[[ DATA FOR THIS EXERCISE, beginning ]]

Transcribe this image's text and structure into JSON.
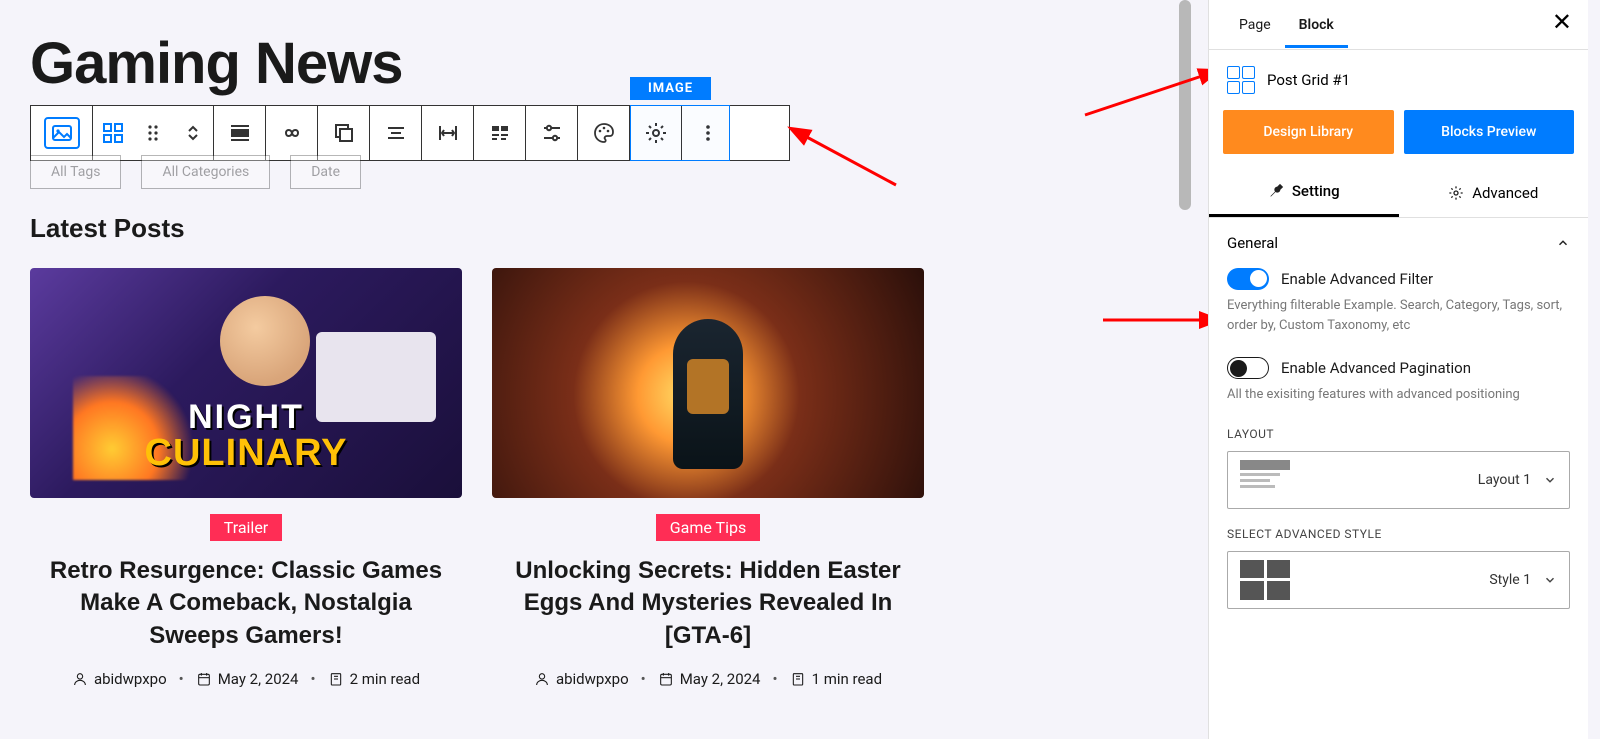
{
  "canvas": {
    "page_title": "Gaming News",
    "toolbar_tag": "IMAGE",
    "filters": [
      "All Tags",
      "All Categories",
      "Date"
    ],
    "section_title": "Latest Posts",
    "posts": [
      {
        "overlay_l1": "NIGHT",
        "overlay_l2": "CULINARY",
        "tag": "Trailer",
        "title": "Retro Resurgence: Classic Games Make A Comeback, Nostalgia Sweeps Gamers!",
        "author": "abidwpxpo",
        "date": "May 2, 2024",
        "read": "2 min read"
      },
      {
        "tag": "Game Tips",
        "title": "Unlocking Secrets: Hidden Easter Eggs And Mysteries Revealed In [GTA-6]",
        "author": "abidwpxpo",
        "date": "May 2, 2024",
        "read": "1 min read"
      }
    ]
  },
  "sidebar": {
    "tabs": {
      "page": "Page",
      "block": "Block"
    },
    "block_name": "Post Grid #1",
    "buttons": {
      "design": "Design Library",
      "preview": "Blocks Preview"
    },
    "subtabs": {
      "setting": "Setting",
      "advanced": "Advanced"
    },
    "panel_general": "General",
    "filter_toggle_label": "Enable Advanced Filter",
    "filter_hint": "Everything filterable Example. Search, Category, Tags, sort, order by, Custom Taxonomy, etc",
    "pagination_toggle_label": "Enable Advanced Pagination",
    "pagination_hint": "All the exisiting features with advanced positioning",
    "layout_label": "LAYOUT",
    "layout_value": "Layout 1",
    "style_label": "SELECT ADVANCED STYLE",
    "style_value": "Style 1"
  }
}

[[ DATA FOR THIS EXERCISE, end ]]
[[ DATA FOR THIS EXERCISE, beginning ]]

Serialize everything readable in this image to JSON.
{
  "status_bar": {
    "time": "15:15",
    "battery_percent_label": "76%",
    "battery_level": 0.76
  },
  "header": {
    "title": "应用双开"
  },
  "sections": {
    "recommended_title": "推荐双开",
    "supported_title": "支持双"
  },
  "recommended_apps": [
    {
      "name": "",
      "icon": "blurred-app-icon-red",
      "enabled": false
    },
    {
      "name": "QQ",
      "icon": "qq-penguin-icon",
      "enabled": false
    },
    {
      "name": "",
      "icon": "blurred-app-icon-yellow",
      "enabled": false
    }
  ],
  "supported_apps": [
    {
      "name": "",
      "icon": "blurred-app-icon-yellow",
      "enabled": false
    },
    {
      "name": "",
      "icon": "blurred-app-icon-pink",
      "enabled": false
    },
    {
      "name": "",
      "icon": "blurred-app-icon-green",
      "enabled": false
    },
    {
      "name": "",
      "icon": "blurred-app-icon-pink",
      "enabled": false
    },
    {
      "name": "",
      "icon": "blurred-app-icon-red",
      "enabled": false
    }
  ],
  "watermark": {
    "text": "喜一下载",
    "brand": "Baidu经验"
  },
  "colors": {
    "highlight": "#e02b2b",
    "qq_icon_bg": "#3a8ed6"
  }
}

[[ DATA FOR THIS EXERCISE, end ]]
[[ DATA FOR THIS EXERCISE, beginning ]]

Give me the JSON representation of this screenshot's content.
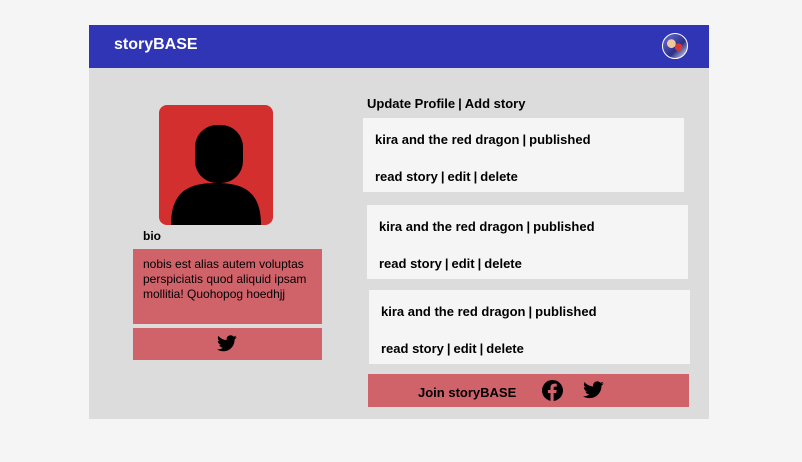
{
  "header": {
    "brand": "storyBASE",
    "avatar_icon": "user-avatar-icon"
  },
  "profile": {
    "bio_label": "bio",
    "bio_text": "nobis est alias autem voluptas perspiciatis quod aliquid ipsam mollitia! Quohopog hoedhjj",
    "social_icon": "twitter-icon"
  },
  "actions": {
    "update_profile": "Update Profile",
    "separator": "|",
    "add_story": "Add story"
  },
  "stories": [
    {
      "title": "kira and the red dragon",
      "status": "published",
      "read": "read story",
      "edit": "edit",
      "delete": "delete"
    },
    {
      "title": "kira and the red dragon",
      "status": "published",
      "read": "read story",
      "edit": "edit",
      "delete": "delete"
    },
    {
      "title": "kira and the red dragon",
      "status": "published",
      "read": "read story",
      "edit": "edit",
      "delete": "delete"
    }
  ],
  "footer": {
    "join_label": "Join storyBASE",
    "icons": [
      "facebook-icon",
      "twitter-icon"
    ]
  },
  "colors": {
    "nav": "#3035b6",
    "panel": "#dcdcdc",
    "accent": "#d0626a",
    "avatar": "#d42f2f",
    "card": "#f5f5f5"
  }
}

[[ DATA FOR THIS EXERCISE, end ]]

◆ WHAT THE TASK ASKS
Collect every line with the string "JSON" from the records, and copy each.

◆ SOLUTION FOR THIS TASK
Transcribe this image's text and structure into JSON.
Serialize everything readable in this image to JSON.
Give me the JSON representation of this screenshot's content.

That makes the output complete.